Putnam Stadium soon will be a memory, and its demolition, starting next week, promises to be a once-in-a-lifetime show.
Spectators, whether sentimental or just curious, won’t be able to get too close once workers start chopping up the old bleachers, however.
The machinery involved throws a massive punch, and the possibility of shards of concrete whizzing through the air has prompted the demolition contractor to suggest onlookers remain about 1,500 feet away.
Local company Light’s Enterprises is doing the job, and proprietor Mike Light said workers plan to be on the site Monday to get their equipment in place.
They will be using a track hoe fitted with a toe ram, a machine much like a giant jackhammer that jabs away at the concrete with 10,000 pounds of force.
The plan is to strike the first blow at roughly 7:30 a.m. Jan. 28, starting at the open end of the stadium on the home side, and work toward the closed end; once that side is done workers will start on the visitor side bleachers, Light said.
The challenge lies in the unpredictability of the aging concrete in the 76-year-old stadium, he said. Built in a time when concrete was cheap, contractors didn’t skimp on materials, so there are massive hunks of the material to break up. Further, workers won’t know for sure until they get started whether the concrete is brittle and thus easy to break, or hard enough to resist their efforts.
It may crumble or it may shatter.
There also are steel components that will take more time to cut up for recycling.
The concrete debris will be removed and eventually will end up as fill material, although Light isn’t yet sure where.
His contract gives him three weeks to get it done. Weather is unlikely to be an issue, but if the toughness of the concrete slows down the work he may have to impose longer shifts or even around the clock work.
Light doesn’t foresee any risk to the football field, because debris will fall naturally into the void below and behind the seats.
Light and his workers have had previous experience with similar materials, notably when his company tore down the old Big Sandy building on 17th Street in the 1990s.
The school district has plans to sell stadium seats as souvenirs, and to give away bricks. Light said he doesn’t need a commemorative chunk of concrete because his own memories are souvenir enough.

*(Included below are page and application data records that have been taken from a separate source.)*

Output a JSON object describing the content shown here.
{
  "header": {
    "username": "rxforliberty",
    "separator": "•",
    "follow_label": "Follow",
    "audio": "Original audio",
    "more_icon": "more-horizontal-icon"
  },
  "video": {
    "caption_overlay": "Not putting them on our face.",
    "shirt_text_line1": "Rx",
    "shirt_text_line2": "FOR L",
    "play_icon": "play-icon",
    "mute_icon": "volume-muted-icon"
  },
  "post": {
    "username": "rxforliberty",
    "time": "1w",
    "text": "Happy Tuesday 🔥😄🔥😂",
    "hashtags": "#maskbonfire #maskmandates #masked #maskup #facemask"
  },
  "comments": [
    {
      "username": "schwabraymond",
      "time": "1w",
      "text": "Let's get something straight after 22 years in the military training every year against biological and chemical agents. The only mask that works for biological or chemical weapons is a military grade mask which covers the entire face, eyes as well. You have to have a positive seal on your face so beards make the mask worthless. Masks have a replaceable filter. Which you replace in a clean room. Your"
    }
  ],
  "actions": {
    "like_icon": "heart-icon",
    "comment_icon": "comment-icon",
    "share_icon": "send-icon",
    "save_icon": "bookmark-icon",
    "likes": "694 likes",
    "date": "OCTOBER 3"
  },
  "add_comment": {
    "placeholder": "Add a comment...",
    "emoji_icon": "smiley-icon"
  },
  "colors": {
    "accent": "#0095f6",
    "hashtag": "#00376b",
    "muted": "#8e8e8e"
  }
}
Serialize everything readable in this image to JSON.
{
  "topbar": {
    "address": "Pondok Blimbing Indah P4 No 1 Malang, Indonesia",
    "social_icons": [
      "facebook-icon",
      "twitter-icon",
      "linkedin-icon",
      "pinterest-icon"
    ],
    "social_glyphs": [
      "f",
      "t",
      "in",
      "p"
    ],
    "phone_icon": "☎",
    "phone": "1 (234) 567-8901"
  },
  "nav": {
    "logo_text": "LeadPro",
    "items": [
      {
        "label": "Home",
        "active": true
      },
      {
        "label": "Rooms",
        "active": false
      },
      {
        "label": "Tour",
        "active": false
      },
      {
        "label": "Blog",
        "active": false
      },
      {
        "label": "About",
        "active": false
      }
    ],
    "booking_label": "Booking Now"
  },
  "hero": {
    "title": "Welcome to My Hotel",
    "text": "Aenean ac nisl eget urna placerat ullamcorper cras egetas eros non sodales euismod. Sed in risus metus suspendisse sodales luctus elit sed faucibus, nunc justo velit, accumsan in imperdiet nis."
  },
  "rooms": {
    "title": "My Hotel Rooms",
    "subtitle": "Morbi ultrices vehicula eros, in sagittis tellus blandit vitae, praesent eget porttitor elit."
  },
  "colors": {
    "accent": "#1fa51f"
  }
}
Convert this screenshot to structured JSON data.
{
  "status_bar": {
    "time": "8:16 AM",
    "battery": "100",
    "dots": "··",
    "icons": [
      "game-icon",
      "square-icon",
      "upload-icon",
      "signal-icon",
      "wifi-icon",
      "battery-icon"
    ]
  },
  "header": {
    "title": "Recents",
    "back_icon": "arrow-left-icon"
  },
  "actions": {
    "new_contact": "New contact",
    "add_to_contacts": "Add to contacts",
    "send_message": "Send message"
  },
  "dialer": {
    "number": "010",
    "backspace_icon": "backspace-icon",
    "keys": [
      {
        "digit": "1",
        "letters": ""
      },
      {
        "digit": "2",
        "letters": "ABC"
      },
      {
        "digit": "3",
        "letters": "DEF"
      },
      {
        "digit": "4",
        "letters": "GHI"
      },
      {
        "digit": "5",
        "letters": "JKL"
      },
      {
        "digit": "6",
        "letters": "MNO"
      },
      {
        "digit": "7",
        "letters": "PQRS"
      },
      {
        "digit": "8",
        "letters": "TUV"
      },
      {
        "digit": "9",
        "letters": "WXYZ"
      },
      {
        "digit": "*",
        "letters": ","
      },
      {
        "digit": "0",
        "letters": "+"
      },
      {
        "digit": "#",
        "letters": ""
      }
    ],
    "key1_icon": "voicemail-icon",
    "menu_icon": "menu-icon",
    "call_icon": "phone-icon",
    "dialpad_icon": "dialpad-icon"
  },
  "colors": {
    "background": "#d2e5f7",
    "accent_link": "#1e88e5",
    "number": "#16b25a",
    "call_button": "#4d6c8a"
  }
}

He was on the 1970 Russell High School football team that was the first from that school to beat the Tomcats — and it did it in Putnam Stadium.
MIKE JAMES can be reached at email@example.com or (606) 326-2652.